If animals survived the grueling journey to the Brighton abattoir complex (see Part I), and didn't escape and get shot to death (see Part II), they would find themselves in holding pens awaiting slaughter. In 1874 the complex included four slaughter facilities for cows and one for sheep. These were state-of-the-art at the time of their construction, with corpses hung along a rail and stored beneath a massive ice block to keep them cold.
In its early years, the abattoir complex slaughtered about 400,000 animals every year. Of these, about 67,000 were cows and steers, about 323,000 were sheep, and about 10,000 were calves.
Later in the 19th century, refrigerated rail cars allowed cow meat to be shipped east from places like Chicago. As a result, the need to slaughter live animals in Brighton declined continuously. By 1902 only about 30,000 cows and steers and about 100,000 sheep were being slaughtered each year at the complex.
These may sound like big numbers, but remember that according to the US Department of Agriculture, in 2019 the US slaughtered about 33.6 million cows, 609,000 calves, 130 million pigs, 2.4 million sheep, 227.6 million turkeys, and 9.3 billion (yes, billion) chickens.
Filth and Fury
As time passed, it became increasingly clear that the Brighton abattoir represented a real threat to the health and environment of the surrounding area. To understand why, let's take another look at the lower-left corner of that cross-section of the slaughterhouse:
As blood and other animal waste products came down the 'blood gutter' from the slaughter floor, they were supposed to be collected in tanks to go to the rendering house. Anything that didn't get collected would drain directly into the Charles River, conveniently located adjacent to the abattoir complex.
Pretty soon this made people angry. In 1892 a Dr. Wolcott from the State Board of Health called the pervasive smell of putrefying blood "inexpressibly offensive." He also blamed the abattoir for "'a large proportion of the filth that is so pervasive in the Charles river.'" The next year, the Board of Health demanded that the abattoir "send no sewage into the Charles."
The complex and its operators had a troubled relationship with sanitation. The abattoir was finally declared 'satisfactory' in its sanitation in 1907, after years of operating subpar. But just two years later the facility came under investigation when meat that had been condemned as unfit for consumption was absconded with and, presumably, sold to unwitting consumers.
And in 1946, Mayor Curley had to issue 'commands' to the abattoir complex to 'deodorize' for the sake of the residents of Brighton.

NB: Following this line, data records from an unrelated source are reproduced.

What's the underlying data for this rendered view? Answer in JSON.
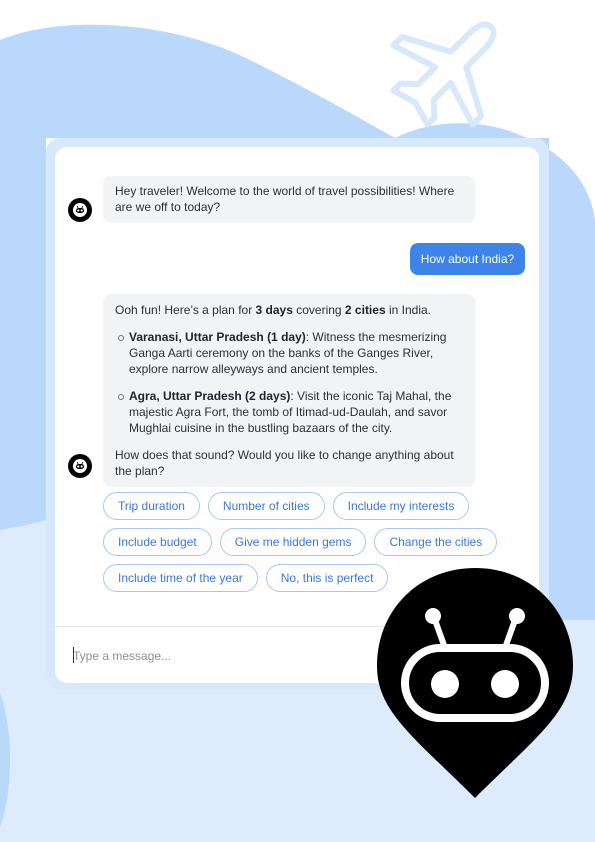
{
  "colors": {
    "background_blob": "#b9d8fb",
    "background_light": "#ddebfc",
    "user_bubble": "#3d83e8",
    "chip_text": "#3b78d8",
    "chip_border": "#aac6ee",
    "bot_bubble": "#f2f3f5",
    "pin": "#000000"
  },
  "icons": {
    "airplane": "airplane-icon",
    "bot_avatar": "robot-avatar-icon",
    "map_pin": "robot-map-pin-icon"
  },
  "chat": {
    "greeting": "Hey traveler! Welcome to the world of travel possibilities! Where are we off to today?",
    "user_reply": "How about India?",
    "plan": {
      "intro_pre": "Ooh fun! Here’s a plan for ",
      "intro_days": "3 days",
      "intro_mid": " covering ",
      "intro_cities": "2 cities",
      "intro_post": " in India.",
      "items": [
        {
          "title": "Varanasi, Uttar Pradesh (1 day)",
          "text": ": Witness the mesmerizing Ganga Aarti ceremony on the banks of the Ganges River, explore narrow alleyways and ancient temples."
        },
        {
          "title": "Agra, Uttar Pradesh (2 days)",
          "text": ": Visit the iconic Taj Mahal, the majestic Agra Fort, the tomb of Itimad-ud-Daulah, and savor Mughlai cuisine in the bustling bazaars of the city."
        }
      ],
      "closing": "How does that sound? Would you like to change anything about the plan?"
    }
  },
  "suggestions": {
    "row1": [
      "Trip duration",
      "Number of cities",
      "Include my interests"
    ],
    "row2": [
      "Include budget",
      "Give me hidden gems",
      "Change the cities"
    ],
    "row3": [
      "Include time of the year",
      "No, this is perfect"
    ]
  },
  "composer": {
    "placeholder": "Type a message...",
    "value": ""
  }
}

By the late 1950s, the Metropolitan District Commission effectively took over the land on which the abattoir complex sat. The slaughtering facilities were shut down, what became Soldiers Field Road and I-93 were routed through parts of the land, and the rest was developed into an 'industrial park'.
Today, industrial slaughter takes place far from Boston. The health and environmental impacts that are still generated by the raising and killing of animals for food are borne by faraway people (unless you count rising sea levels). And we certainly never have to deal with steers stampeding through the streets.
To learn more about animal slaughter, the meat industry, and their histories and impacts in the United States, take a look at some of the titles below from the BPL's collections.
And for a look at the individual potential of domestic food animals when given the chance for a 'natural' life, take a look at Allowed to Grow Old: